NAPLES, Italy — Europe’s Automated Transfer Vehicle (ATV)-3 unmanned cargo craft re-entered Earth’s atmosphere early Oct. 3 and broke apart in a predetermined uninhabited corridor over the southern Pacific Ocean, the European Space Agency (ESA) announced Oct. 3.

The vehicle, which during its six months at the international space station delivered fuel and supplies and performed nine reboosts to raise the orbit of the 400,000-kilogram orbital complex, spent an unusually long time lingering in orbit following its Sept. 28 undocking because of regulatory requirements on ship safety.

Ships known to traverse the waters in ATV’s re-entry zone must be given at least six days’ notice before ATV, the largest of several cargo carriers to the station, re-enters the atmosphere.

But when a computer malfunction on the station prevented the scheduled undocking on Sept. 25, ATV’s departure from the station was canceled, and a new date was not known until Sept. 27.

That made Oct. 3 the earliest possible date for atmospheric re-entry. ATV undocked Sept. 28 and was kept in a stable orbit waiting for commands to fire its engines for 14 minutes late in the evening on Oct. 2 Central European Time. A final 15-minute burn placed the vehicle on re-entry trajectory.
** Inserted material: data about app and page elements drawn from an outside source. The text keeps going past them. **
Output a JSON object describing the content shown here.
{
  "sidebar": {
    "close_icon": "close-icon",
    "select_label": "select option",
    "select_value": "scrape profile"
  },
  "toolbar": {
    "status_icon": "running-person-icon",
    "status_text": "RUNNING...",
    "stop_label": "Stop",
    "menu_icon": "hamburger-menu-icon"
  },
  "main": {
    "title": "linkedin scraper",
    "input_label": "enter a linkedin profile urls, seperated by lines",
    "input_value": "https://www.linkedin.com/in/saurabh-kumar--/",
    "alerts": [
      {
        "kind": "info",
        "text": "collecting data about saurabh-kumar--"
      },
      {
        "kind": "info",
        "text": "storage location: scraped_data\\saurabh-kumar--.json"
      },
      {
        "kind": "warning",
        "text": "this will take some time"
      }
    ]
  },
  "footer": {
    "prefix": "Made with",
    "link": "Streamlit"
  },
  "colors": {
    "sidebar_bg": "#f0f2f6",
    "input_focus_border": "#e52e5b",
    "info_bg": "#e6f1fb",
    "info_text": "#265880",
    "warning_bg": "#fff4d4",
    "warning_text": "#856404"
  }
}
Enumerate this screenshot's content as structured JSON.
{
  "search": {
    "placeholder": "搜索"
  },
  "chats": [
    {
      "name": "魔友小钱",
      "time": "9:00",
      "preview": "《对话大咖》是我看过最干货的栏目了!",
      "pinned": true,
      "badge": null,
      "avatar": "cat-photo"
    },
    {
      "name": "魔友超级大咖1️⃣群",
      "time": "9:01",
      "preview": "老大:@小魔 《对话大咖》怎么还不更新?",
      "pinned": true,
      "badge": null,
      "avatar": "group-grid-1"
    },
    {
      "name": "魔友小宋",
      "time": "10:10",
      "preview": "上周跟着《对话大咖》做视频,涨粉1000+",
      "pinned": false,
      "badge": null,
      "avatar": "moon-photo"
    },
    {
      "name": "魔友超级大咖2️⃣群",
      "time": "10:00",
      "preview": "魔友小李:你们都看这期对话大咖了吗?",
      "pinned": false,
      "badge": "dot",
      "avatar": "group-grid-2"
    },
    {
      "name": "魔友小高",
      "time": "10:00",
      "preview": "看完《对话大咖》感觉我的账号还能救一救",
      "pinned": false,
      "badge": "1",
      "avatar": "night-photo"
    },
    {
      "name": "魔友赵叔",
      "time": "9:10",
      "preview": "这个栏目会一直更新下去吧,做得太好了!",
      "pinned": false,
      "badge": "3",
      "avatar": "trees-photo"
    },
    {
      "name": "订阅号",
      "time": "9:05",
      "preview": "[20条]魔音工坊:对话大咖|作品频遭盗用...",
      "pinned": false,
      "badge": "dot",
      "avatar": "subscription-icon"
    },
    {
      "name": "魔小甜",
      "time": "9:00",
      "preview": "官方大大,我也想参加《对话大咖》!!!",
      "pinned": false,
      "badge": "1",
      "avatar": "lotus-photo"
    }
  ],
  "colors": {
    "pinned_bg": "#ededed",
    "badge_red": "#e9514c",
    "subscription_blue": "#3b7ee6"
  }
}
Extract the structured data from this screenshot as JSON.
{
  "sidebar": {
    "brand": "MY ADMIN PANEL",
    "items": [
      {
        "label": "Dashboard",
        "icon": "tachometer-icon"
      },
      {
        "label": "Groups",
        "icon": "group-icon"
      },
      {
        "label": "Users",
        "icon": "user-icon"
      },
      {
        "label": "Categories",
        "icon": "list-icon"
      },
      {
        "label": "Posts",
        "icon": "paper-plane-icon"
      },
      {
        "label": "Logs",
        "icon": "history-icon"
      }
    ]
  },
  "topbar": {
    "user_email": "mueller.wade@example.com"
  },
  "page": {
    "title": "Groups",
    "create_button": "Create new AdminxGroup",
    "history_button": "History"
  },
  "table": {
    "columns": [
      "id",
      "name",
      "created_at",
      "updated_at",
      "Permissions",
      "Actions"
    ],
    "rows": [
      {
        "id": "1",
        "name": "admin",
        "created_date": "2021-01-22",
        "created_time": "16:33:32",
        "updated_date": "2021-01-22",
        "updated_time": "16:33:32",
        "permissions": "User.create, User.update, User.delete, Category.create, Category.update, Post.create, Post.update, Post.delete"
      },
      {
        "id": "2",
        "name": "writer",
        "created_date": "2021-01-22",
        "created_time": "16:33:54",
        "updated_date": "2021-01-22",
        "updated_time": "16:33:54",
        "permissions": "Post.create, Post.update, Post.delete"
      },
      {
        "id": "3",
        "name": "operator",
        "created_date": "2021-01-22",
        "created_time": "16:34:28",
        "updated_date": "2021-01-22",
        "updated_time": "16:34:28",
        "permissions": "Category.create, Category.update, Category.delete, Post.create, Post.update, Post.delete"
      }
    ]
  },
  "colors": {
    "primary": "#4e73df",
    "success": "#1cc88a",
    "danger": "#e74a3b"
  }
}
Peter B. de Selding was the Paris Bureau Chief for SpaceNews.